*Exercise brief*
Although the records contain pictures, only their text should be repeated, exactly as it stands.

The records below:

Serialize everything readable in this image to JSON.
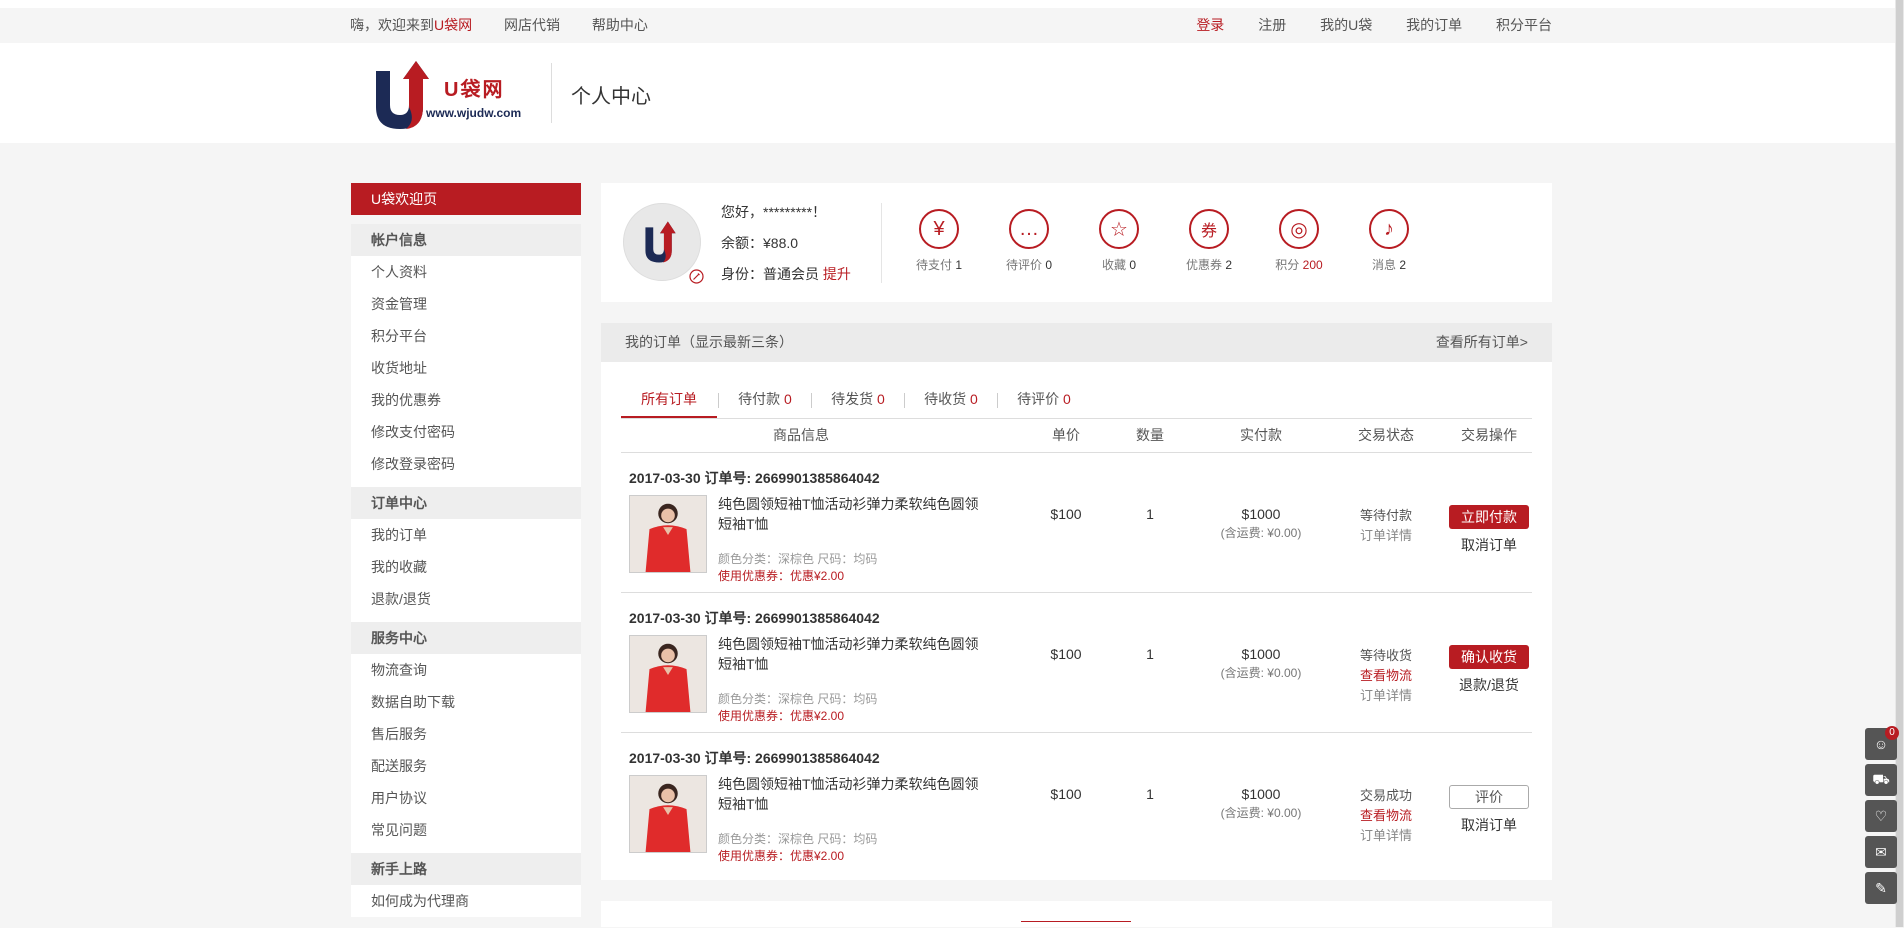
{
  "topbar": {
    "welcome_prefix": "嗨，欢迎来到",
    "welcome_brand": "U袋网",
    "links_left": [
      "网店代销",
      "帮助中心"
    ],
    "login": "登录",
    "links_right": [
      "注册",
      "我的U袋",
      "我的订单",
      "积分平台"
    ]
  },
  "header": {
    "logo_text": "U袋网",
    "logo_url": "www.wjudw.com",
    "page_title": "个人中心"
  },
  "sidebar": {
    "active": "U袋欢迎页",
    "groups": [
      {
        "title": "帐户信息",
        "items": [
          "个人资料",
          "资金管理",
          "积分平台",
          "收货地址",
          "我的优惠券",
          "修改支付密码",
          "修改登录密码"
        ]
      },
      {
        "title": "订单中心",
        "items": [
          "我的订单",
          "我的收藏",
          "退款/退货"
        ]
      },
      {
        "title": "服务中心",
        "items": [
          "物流查询",
          "数据自助下载",
          "售后服务",
          "配送服务",
          "用户协议",
          "常见问题"
        ]
      },
      {
        "title": "新手上路",
        "items": [
          "如何成为代理商"
        ]
      }
    ]
  },
  "user": {
    "greeting": "您好，*********！",
    "balance": "余额：¥88.0",
    "identity_label": "身份：普通会员",
    "upgrade": "提升"
  },
  "stats": [
    {
      "icon": "yen-icon",
      "glyph": "¥",
      "label": "待支付",
      "count": "1",
      "red": false
    },
    {
      "icon": "chat-icon",
      "glyph": "…",
      "label": "待评价",
      "count": "0",
      "red": false
    },
    {
      "icon": "star-icon",
      "glyph": "☆",
      "label": "收藏",
      "count": "0",
      "red": false
    },
    {
      "icon": "coupon-icon",
      "glyph": "券",
      "label": "优惠券",
      "count": "2",
      "red": false
    },
    {
      "icon": "coins-icon",
      "glyph": "◎",
      "label": "积分",
      "count": "200",
      "red": true
    },
    {
      "icon": "bell-icon",
      "glyph": "♪",
      "label": "消息",
      "count": "2",
      "red": false
    }
  ],
  "orders": {
    "title": "我的订单（显示最新三条）",
    "view_all": "查看所有订单>",
    "tabs": [
      {
        "label": "所有订单",
        "count": ""
      },
      {
        "label": "待付款",
        "count": "0"
      },
      {
        "label": "待发货",
        "count": "0"
      },
      {
        "label": "待收货",
        "count": "0"
      },
      {
        "label": "待评价",
        "count": "0"
      }
    ],
    "columns": [
      "商品信息",
      "单价",
      "数量",
      "实付款",
      "交易状态",
      "交易操作"
    ],
    "rows": [
      {
        "meta": "2017-03-30 订单号: 2669901385864042",
        "name": "纯色圆领短袖T恤活动衫弹力柔软纯色圆领短袖T恤",
        "spec": "颜色分类：深棕色 尺码：均码",
        "coupon": "使用优惠券：优惠¥2.00",
        "price": "$100",
        "qty": "1",
        "pay": "$1000",
        "ship": "(含运费: ¥0.00)",
        "status": "等待付款",
        "status_red": "",
        "status_link": "订单详情",
        "op_primary": "立即付款",
        "op_primary_style": "red",
        "op_secondary": "取消订单"
      },
      {
        "meta": "2017-03-30 订单号: 2669901385864042",
        "name": "纯色圆领短袖T恤活动衫弹力柔软纯色圆领短袖T恤",
        "spec": "颜色分类：深棕色 尺码：均码",
        "coupon": "使用优惠券：优惠¥2.00",
        "price": "$100",
        "qty": "1",
        "pay": "$1000",
        "ship": "(含运费: ¥0.00)",
        "status": "等待收货",
        "status_red": "查看物流",
        "status_link": "订单详情",
        "op_primary": "确认收货",
        "op_primary_style": "red",
        "op_secondary": "退款/退货"
      },
      {
        "meta": "2017-03-30 订单号: 2669901385864042",
        "name": "纯色圆领短袖T恤活动衫弹力柔软纯色圆领短袖T恤",
        "spec": "颜色分类：深棕色 尺码：均码",
        "coupon": "使用优惠券：优惠¥2.00",
        "price": "$100",
        "qty": "1",
        "pay": "$1000",
        "ship": "(含运费: ¥0.00)",
        "status": "交易成功",
        "status_red": "查看物流",
        "status_link": "订单详情",
        "op_primary": "评价",
        "op_primary_style": "line",
        "op_secondary": "取消订单"
      }
    ]
  },
  "right_tools": [
    {
      "icon": "user-icon",
      "glyph": "☺",
      "badge": "0"
    },
    {
      "icon": "cart-icon",
      "glyph": "⛟",
      "badge": ""
    },
    {
      "icon": "heart-icon",
      "glyph": "♡",
      "badge": ""
    },
    {
      "icon": "message-icon",
      "glyph": "✉",
      "badge": ""
    },
    {
      "icon": "edit-icon",
      "glyph": "✎",
      "badge": ""
    }
  ],
  "colors": {
    "brand_red": "#b81c22",
    "brand_navy": "#1c2a55"
  }
}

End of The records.

*Problem solution*
Serialize everything readable in this image to JSON.
{
  "topbar": {
    "welcome_prefix": "嗨，欢迎来到",
    "welcome_brand": "U袋网",
    "links_left": [
      "网店代销",
      "帮助中心"
    ],
    "login": "登录",
    "links_right": [
      "注册",
      "我的U袋",
      "我的订单",
      "积分平台"
    ]
  },
  "header": {
    "logo_text": "U袋网",
    "logo_url": "www.wjudw.com",
    "page_title": "个人中心"
  },
  "sidebar": {
    "active": "U袋欢迎页",
    "groups": [
      {
        "title": "帐户信息",
        "items": [
          "个人资料",
          "资金管理",
          "积分平台",
          "收货地址",
          "我的优惠券",
          "修改支付密码",
          "修改登录密码"
        ]
      },
      {
        "title": "订单中心",
        "items": [
          "我的订单",
          "我的收藏",
          "退款/退货"
        ]
      },
      {
        "title": "服务中心",
        "items": [
          "物流查询",
          "数据自助下载",
          "售后服务",
          "配送服务",
          "用户协议",
          "常见问题"
        ]
      },
      {
        "title": "新手上路",
        "items": [
          "如何成为代理商"
        ]
      }
    ]
  },
  "user": {
    "greeting": "您好，*********！",
    "balance": "余额：¥88.0",
    "identity_label": "身份：普通会员",
    "upgrade": "提升"
  },
  "stats": [
    {
      "icon": "yen-icon",
      "glyph": "¥",
      "label": "待支付",
      "count": "1",
      "red": false
    },
    {
      "icon": "chat-icon",
      "glyph": "…",
      "label": "待评价",
      "count": "0",
      "red": false
    },
    {
      "icon": "star-icon",
      "glyph": "☆",
      "label": "收藏",
      "count": "0",
      "red": false
    },
    {
      "icon": "coupon-icon",
      "glyph": "券",
      "label": "优惠券",
      "count": "2",
      "red": false
    },
    {
      "icon": "coins-icon",
      "glyph": "◎",
      "label": "积分",
      "count": "200",
      "red": true
    },
    {
      "icon": "bell-icon",
      "glyph": "♪",
      "label": "消息",
      "count": "2",
      "red": false
    }
  ],
  "orders": {
    "title": "我的订单（显示最新三条）",
    "view_all": "查看所有订单>",
    "tabs": [
      {
        "label": "所有订单",
        "count": ""
      },
      {
        "label": "待付款",
        "count": "0"
      },
      {
        "label": "待发货",
        "count": "0"
      },
      {
        "label": "待收货",
        "count": "0"
      },
      {
        "label": "待评价",
        "count": "0"
      }
    ],
    "columns": [
      "商品信息",
      "单价",
      "数量",
      "实付款",
      "交易状态",
      "交易操作"
    ],
    "rows": [
      {
        "meta": "2017-03-30 订单号: 2669901385864042",
        "name": "纯色圆领短袖T恤活动衫弹力柔软纯色圆领短袖T恤",
        "spec": "颜色分类：深棕色 尺码：均码",
        "coupon": "使用优惠券：优惠¥2.00",
        "price": "$100",
        "qty": "1",
        "pay": "$1000",
        "ship": "(含运费: ¥0.00)",
        "status": "等待付款",
        "status_red": "",
        "status_link": "订单详情",
        "op_primary": "立即付款",
        "op_primary_style": "red",
        "op_secondary": "取消订单"
      },
      {
        "meta": "2017-03-30 订单号: 2669901385864042",
        "name": "纯色圆领短袖T恤活动衫弹力柔软纯色圆领短袖T恤",
        "spec": "颜色分类：深棕色 尺码：均码",
        "coupon": "使用优惠券：优惠¥2.00",
        "price": "$100",
        "qty": "1",
        "pay": "$1000",
        "ship": "(含运费: ¥0.00)",
        "status": "等待收货",
        "status_red": "查看物流",
        "status_link": "订单详情",
        "op_primary": "确认收货",
        "op_primary_style": "red",
        "op_secondary": "退款/退货"
      },
      {
        "meta": "2017-03-30 订单号: 2669901385864042",
        "name": "纯色圆领短袖T恤活动衫弹力柔软纯色圆领短袖T恤",
        "spec": "颜色分类：深棕色 尺码：均码",
        "coupon": "使用优惠券：优惠¥2.00",
        "price": "$100",
        "qty": "1",
        "pay": "$1000",
        "ship": "(含运费: ¥0.00)",
        "status": "交易成功",
        "status_red": "查看物流",
        "status_link": "订单详情",
        "op_primary": "评价",
        "op_primary_style": "line",
        "op_secondary": "取消订单"
      }
    ]
  },
  "right_tools": [
    {
      "icon": "user-icon",
      "glyph": "☺",
      "badge": "0"
    },
    {
      "icon": "cart-icon",
      "glyph": "⛟",
      "badge": ""
    },
    {
      "icon": "heart-icon",
      "glyph": "♡",
      "badge": ""
    },
    {
      "icon": "message-icon",
      "glyph": "✉",
      "badge": ""
    },
    {
      "icon": "edit-icon",
      "glyph": "✎",
      "badge": ""
    }
  ],
  "colors": {
    "brand_red": "#b81c22",
    "brand_navy": "#1c2a55"
  }
}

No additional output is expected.